*** Opening of Input records ***
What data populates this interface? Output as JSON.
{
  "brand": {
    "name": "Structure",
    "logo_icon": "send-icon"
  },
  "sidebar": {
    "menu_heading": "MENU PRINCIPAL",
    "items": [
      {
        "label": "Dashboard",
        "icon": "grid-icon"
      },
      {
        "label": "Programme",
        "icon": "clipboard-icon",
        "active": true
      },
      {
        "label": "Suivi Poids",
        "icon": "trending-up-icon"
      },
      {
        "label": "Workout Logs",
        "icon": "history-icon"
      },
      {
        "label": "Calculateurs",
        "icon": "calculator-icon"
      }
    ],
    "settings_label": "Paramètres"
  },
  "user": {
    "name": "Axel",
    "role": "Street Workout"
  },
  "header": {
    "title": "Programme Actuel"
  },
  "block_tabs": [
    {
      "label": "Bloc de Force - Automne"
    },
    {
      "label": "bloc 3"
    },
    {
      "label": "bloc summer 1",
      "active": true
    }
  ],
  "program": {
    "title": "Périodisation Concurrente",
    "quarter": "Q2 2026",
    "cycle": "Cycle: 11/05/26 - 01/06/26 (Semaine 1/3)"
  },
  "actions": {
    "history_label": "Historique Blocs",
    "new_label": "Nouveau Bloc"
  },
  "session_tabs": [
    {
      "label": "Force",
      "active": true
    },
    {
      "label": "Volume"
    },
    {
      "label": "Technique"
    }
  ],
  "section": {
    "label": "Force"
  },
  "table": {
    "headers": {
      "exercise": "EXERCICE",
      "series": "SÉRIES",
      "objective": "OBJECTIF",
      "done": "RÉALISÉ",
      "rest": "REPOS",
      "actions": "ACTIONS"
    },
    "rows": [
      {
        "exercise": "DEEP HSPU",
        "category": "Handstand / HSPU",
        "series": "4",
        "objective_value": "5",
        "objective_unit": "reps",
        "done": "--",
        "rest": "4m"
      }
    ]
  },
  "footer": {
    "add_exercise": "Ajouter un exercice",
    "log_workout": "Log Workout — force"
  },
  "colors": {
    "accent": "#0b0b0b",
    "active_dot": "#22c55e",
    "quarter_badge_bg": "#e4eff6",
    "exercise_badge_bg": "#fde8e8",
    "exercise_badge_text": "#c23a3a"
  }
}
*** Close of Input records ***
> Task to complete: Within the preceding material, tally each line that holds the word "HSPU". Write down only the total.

> Solution to this exercise: 2